One of the main barriers is the lack of interoperability or standardisation between different modular or factory‑built systems. PRISM of course helps overcome this. There is also another barrier, which is that at the moment developers often think about modular homes rather late in the planning development process, when in fact the whole advantage of manufactured homes is compromised in terms of speed, quality and cost.

PRISM allows you to design it in and configure your layout of modular homes from the outset. You can even do it before you have bought the site and it takes about quarter of hour, apparently, and there is no lengthy and costly assessment, so it is very easy for developers and contractors and our own people in TfL and so on to see if it is going to work on a particular site. I was wondering, continuity of demand is also important.  PRISM will help with the volume, but only you and the rest of the public sector really - and of course the private sector and your joint venture partnerships - can help with the demand side.

I was just wondering how you are going to work with your housing associations, your strategic partnerships in actually to a certain extent making sure there is use of this.

Photo of Sadiq Khan Sadiq Khan Mayor of London

Again, thank you for what you said in your question as well. The good news is James Murray, the Deputy Mayor for Housing [and Residential Development], and myself met with a whole host of developers this week. Mr [Mark] Farmer [Chief Executive, Cast] was there, who has been responsible for a lot of this work, and this came up as well. Some of the projects we are funding are supporting this sort of work. We have reached deals with Pocket Living, Apex, Airspace and Place which will support the delivery of new affordable homes built with precision manufacturing methods, so we are supporting the market in relation to doing so.

Through our Land Fund that I set up, we are also in contract with Swan Housing to develop six small sites, many of which will be manufactured in Swan’s own cross-laminated timber factory in Basildon.

Photo of Sadiq Khan Sadiq Khan Mayor of London

We are doing this to try to support the market.

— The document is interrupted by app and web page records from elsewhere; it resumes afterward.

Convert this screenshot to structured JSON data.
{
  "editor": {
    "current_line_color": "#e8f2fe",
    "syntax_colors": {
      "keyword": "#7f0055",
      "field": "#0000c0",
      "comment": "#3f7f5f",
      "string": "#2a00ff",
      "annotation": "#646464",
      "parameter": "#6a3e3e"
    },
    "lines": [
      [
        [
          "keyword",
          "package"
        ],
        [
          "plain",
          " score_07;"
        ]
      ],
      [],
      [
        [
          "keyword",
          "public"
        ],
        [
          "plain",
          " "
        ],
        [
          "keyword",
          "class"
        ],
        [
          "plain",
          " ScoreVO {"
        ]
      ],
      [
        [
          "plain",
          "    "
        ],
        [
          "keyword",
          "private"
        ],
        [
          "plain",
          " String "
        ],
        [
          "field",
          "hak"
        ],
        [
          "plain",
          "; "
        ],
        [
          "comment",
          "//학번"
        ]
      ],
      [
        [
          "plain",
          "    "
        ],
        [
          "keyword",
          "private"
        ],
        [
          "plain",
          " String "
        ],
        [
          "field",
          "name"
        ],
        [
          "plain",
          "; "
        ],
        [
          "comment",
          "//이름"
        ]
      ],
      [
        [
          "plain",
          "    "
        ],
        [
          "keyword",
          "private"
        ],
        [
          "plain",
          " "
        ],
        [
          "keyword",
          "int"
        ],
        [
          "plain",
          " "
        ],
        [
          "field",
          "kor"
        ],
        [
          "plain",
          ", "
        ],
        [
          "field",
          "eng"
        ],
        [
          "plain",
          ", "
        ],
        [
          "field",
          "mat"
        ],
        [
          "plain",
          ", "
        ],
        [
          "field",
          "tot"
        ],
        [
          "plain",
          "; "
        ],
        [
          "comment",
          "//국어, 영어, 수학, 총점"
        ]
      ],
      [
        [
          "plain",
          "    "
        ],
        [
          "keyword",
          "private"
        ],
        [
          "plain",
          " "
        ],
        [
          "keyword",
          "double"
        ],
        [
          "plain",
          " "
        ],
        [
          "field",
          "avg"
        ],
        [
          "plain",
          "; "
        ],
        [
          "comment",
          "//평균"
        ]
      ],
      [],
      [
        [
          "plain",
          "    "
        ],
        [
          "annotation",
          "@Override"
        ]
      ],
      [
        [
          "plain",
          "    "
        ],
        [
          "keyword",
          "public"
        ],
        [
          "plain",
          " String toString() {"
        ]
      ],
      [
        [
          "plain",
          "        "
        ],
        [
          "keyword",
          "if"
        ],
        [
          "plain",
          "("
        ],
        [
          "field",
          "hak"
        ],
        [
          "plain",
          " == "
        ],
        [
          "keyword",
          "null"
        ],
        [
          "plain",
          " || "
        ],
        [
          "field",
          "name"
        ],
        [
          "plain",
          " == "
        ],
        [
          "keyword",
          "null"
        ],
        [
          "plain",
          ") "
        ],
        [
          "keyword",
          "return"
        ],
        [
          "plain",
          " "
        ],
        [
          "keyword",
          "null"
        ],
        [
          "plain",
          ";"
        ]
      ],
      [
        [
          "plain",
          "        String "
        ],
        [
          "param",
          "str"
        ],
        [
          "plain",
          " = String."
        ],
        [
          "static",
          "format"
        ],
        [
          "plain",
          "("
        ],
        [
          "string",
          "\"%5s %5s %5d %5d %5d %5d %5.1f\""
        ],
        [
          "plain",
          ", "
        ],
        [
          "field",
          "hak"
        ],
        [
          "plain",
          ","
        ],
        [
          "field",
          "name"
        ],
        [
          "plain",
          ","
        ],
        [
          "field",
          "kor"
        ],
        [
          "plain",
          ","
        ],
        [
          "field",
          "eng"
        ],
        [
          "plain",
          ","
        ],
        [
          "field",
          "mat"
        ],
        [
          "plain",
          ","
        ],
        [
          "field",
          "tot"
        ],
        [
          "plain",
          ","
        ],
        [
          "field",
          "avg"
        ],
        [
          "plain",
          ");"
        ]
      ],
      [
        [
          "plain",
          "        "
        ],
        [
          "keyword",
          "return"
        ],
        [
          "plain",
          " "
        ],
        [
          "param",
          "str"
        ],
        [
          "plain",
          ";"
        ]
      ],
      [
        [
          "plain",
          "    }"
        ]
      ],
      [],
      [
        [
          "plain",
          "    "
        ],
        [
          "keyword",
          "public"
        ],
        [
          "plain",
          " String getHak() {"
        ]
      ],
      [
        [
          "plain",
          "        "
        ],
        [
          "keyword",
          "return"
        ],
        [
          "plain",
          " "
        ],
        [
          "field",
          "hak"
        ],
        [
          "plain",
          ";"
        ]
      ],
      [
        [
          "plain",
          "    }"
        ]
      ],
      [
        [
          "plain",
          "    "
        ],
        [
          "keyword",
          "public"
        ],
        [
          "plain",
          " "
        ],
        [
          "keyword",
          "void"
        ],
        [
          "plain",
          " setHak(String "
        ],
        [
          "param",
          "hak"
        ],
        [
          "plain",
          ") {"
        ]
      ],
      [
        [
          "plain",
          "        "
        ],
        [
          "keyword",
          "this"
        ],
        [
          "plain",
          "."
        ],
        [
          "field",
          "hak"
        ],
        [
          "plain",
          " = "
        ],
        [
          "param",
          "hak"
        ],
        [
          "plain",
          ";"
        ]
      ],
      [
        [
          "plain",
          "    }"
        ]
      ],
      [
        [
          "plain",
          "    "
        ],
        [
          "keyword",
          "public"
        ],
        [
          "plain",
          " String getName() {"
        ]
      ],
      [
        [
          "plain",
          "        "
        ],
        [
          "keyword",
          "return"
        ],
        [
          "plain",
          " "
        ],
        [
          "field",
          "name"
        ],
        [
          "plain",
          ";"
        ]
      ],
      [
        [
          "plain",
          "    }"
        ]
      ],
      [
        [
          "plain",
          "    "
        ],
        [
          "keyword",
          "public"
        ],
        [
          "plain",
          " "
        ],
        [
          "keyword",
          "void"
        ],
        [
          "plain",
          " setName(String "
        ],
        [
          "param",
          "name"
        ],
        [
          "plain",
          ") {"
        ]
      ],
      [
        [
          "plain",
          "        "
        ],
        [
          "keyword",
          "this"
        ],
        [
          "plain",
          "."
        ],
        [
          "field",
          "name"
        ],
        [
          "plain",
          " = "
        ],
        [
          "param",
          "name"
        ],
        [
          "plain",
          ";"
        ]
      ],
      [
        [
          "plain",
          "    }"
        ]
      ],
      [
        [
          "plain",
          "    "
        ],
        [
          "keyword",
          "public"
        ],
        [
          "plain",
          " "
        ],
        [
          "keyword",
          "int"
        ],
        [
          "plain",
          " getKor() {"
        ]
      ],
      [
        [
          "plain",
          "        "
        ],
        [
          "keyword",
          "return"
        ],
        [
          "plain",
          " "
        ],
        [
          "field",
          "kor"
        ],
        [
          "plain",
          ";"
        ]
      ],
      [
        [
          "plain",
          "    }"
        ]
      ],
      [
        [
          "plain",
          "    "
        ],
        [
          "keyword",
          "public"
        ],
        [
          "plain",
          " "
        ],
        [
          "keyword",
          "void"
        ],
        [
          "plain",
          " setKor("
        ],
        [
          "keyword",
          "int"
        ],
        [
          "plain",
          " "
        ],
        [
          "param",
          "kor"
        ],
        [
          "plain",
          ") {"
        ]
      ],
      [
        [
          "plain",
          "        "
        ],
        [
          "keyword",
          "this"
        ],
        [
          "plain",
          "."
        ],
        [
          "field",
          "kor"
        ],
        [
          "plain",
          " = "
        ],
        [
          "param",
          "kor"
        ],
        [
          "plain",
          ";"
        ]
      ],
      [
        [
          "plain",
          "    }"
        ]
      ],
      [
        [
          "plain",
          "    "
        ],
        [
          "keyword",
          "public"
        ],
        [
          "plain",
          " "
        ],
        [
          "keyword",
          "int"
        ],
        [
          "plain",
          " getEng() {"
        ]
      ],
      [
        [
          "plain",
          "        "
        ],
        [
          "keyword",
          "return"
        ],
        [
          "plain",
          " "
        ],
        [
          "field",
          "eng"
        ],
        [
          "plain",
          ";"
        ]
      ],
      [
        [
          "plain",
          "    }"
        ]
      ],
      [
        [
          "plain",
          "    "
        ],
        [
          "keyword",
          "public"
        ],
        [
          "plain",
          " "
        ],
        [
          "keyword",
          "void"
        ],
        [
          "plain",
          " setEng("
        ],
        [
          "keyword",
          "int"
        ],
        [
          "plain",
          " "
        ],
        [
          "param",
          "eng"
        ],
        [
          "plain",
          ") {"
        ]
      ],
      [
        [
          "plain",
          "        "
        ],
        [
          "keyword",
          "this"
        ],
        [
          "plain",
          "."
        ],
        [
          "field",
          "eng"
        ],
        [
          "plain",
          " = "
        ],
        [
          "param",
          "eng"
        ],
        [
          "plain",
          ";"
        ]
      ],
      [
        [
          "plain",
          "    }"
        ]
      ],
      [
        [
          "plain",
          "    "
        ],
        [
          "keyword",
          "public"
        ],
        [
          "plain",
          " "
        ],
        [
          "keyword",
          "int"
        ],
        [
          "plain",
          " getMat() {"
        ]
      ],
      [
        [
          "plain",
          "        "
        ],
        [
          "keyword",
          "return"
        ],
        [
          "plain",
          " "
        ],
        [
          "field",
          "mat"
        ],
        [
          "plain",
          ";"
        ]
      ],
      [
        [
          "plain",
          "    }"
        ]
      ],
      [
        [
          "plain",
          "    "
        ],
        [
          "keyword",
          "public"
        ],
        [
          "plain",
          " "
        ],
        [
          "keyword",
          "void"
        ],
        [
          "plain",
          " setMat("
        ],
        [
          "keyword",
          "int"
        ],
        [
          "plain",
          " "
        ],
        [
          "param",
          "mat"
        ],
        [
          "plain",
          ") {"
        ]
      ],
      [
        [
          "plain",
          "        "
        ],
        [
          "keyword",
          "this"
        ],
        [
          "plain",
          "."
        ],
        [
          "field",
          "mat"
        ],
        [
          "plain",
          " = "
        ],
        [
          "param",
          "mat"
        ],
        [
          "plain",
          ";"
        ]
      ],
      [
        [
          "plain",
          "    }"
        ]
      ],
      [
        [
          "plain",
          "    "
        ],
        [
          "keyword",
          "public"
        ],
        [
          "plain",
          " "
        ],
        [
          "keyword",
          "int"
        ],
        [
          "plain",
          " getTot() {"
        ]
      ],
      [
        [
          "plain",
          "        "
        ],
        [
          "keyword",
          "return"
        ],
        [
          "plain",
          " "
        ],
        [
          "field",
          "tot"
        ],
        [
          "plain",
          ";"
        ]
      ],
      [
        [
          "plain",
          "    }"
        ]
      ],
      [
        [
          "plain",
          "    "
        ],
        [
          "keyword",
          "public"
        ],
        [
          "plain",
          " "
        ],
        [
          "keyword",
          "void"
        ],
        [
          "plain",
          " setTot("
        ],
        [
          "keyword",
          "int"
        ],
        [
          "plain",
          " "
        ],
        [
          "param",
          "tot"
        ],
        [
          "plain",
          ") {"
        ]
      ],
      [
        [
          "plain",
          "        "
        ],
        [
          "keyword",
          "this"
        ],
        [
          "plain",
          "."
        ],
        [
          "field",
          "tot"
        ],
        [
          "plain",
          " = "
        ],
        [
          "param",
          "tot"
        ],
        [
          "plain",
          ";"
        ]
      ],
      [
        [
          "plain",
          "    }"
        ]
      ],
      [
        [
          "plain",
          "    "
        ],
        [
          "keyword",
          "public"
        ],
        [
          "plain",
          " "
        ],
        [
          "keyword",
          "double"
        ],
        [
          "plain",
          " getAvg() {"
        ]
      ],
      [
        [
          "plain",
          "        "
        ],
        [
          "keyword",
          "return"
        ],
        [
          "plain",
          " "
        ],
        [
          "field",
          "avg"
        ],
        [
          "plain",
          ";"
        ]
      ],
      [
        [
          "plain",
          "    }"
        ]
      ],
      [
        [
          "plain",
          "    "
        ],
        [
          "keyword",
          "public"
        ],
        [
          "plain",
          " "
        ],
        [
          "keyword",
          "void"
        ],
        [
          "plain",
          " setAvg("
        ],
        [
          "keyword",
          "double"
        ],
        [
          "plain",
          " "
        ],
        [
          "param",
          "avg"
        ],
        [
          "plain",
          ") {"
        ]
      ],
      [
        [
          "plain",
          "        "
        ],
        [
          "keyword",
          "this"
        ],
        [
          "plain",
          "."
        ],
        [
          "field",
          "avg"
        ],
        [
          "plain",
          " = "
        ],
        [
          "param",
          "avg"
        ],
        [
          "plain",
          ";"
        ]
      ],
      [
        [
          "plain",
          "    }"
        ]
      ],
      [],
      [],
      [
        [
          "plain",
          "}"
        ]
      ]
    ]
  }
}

I suspect that once some start going up, it will give confidence to others to do this as well, but we are doing our bit to support precision manufacturing. It is part of a package of measures we are doing to improve the diversity of the workforce as well and to encourage others to get involved in construction as well.

Photo of Nicky Gavron Nicky Gavron Labour

Thank you for that.